Supplied records:

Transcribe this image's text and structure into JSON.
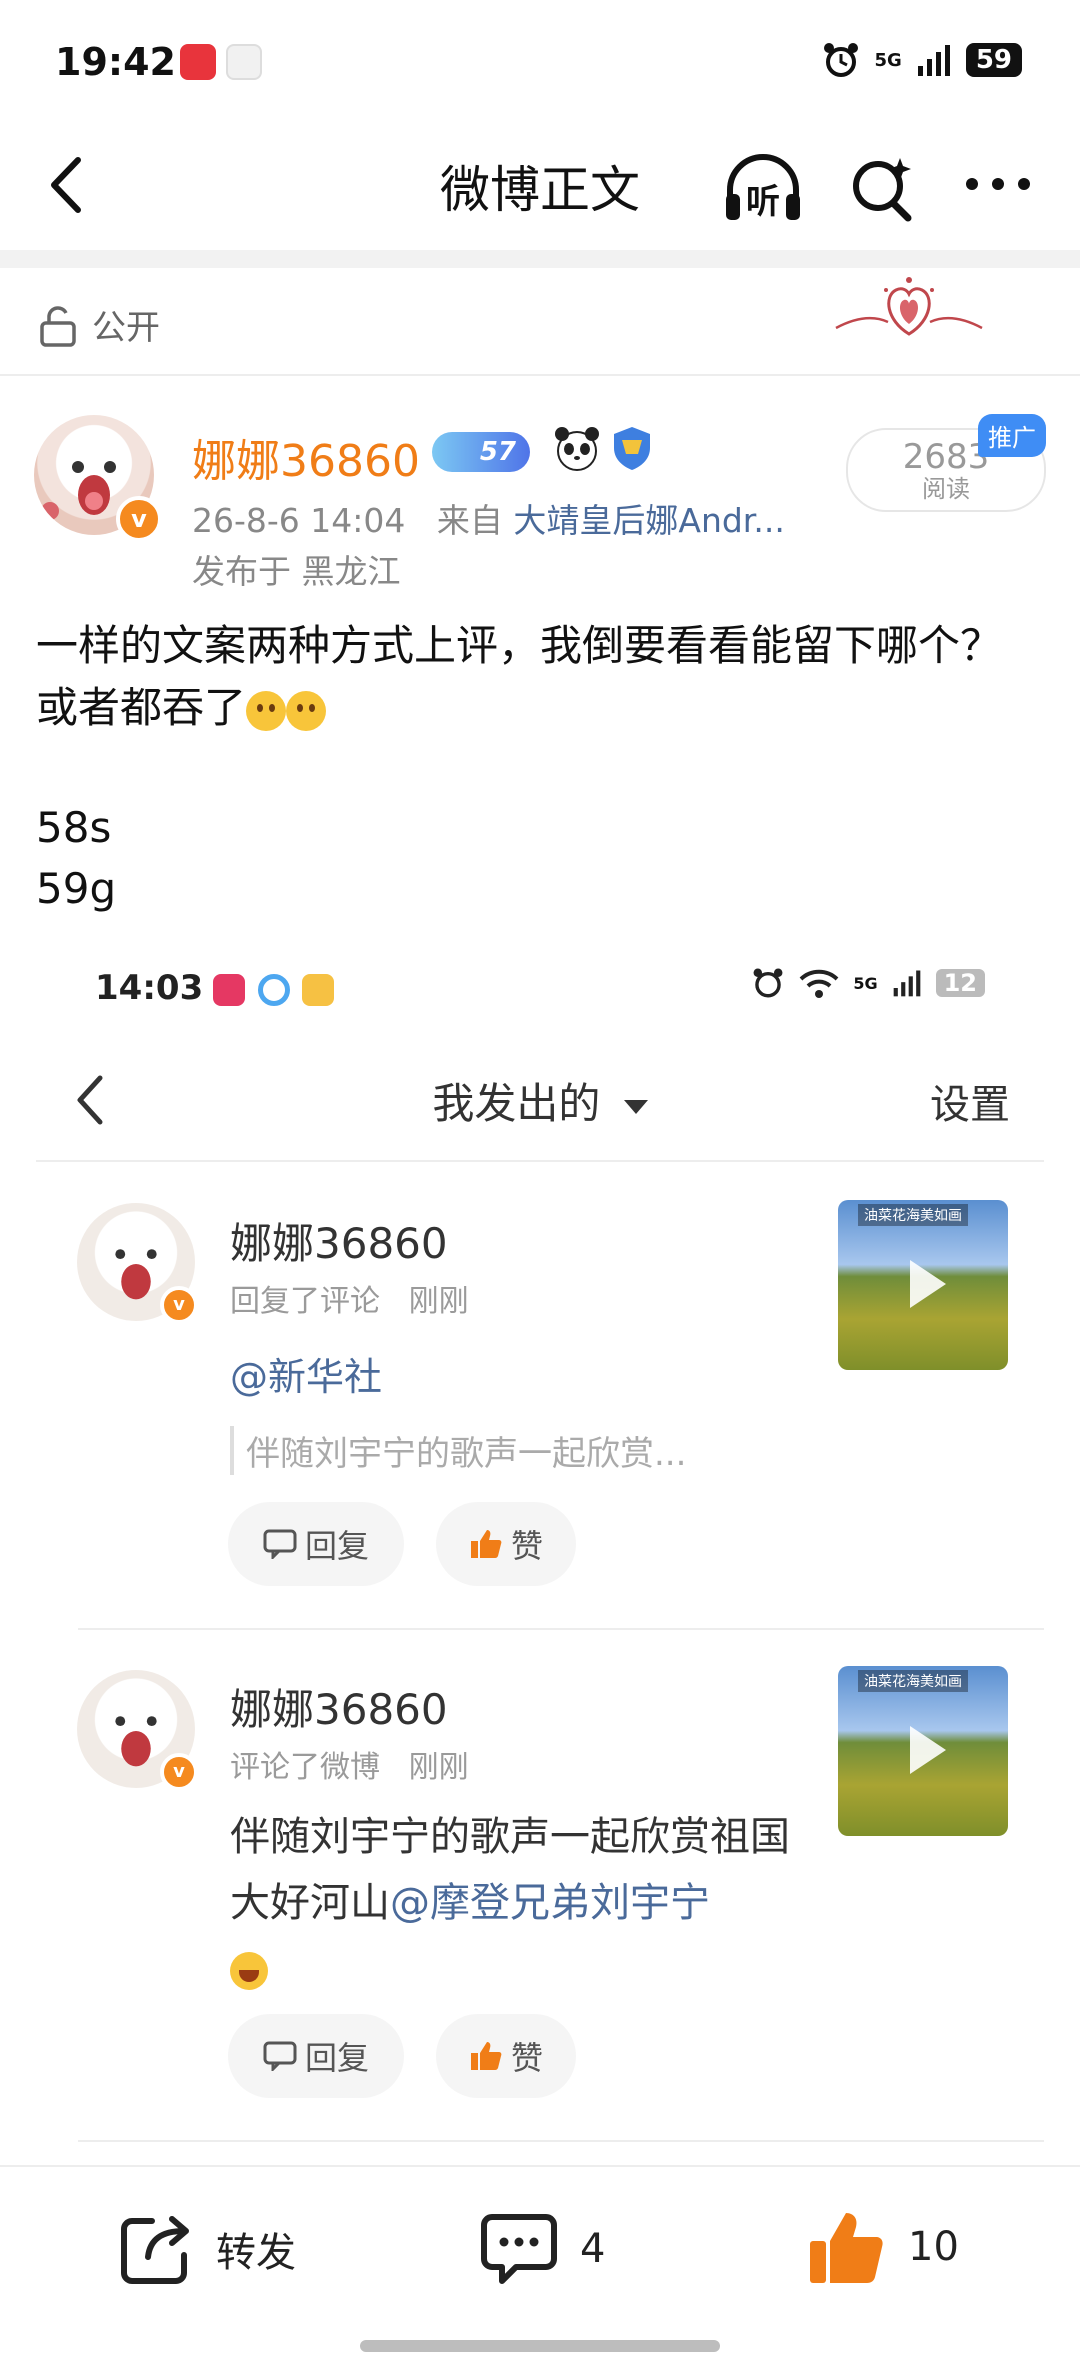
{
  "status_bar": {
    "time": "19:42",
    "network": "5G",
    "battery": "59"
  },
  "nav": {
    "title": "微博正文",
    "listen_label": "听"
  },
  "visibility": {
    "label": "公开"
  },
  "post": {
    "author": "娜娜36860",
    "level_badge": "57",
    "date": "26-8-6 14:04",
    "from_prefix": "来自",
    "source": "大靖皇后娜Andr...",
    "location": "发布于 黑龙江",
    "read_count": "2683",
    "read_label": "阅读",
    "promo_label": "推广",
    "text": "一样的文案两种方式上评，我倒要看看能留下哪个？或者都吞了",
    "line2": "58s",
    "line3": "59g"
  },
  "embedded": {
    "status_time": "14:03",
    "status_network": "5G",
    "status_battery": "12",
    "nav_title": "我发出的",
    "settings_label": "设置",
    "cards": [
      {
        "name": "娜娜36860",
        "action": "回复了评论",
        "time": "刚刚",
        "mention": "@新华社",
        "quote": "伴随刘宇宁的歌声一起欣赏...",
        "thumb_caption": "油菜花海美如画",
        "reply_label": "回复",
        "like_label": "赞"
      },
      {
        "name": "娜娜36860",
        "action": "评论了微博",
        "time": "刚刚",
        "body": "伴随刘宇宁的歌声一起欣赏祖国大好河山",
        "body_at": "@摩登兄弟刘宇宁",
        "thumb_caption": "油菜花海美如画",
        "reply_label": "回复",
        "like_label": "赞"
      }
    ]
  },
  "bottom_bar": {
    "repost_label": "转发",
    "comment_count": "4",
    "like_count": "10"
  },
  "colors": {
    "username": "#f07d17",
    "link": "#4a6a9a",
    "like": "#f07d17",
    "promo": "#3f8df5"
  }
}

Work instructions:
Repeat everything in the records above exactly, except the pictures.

Worked solution:
Transcribe this image's text and structure into JSON.
{
  "status_bar": {
    "time": "19:42",
    "network": "5G",
    "battery": "59"
  },
  "nav": {
    "title": "微博正文",
    "listen_label": "听"
  },
  "visibility": {
    "label": "公开"
  },
  "post": {
    "author": "娜娜36860",
    "level_badge": "57",
    "date": "26-8-6 14:04",
    "from_prefix": "来自",
    "source": "大靖皇后娜Andr...",
    "location": "发布于 黑龙江",
    "read_count": "2683",
    "read_label": "阅读",
    "promo_label": "推广",
    "text": "一样的文案两种方式上评，我倒要看看能留下哪个？或者都吞了",
    "line2": "58s",
    "line3": "59g"
  },
  "embedded": {
    "status_time": "14:03",
    "status_network": "5G",
    "status_battery": "12",
    "nav_title": "我发出的",
    "settings_label": "设置",
    "cards": [
      {
        "name": "娜娜36860",
        "action": "回复了评论",
        "time": "刚刚",
        "mention": "@新华社",
        "quote": "伴随刘宇宁的歌声一起欣赏...",
        "thumb_caption": "油菜花海美如画",
        "reply_label": "回复",
        "like_label": "赞"
      },
      {
        "name": "娜娜36860",
        "action": "评论了微博",
        "time": "刚刚",
        "body": "伴随刘宇宁的歌声一起欣赏祖国大好河山",
        "body_at": "@摩登兄弟刘宇宁",
        "thumb_caption": "油菜花海美如画",
        "reply_label": "回复",
        "like_label": "赞"
      }
    ]
  },
  "bottom_bar": {
    "repost_label": "转发",
    "comment_count": "4",
    "like_count": "10"
  },
  "colors": {
    "username": "#f07d17",
    "link": "#4a6a9a",
    "like": "#f07d17",
    "promo": "#3f8df5"
  }
}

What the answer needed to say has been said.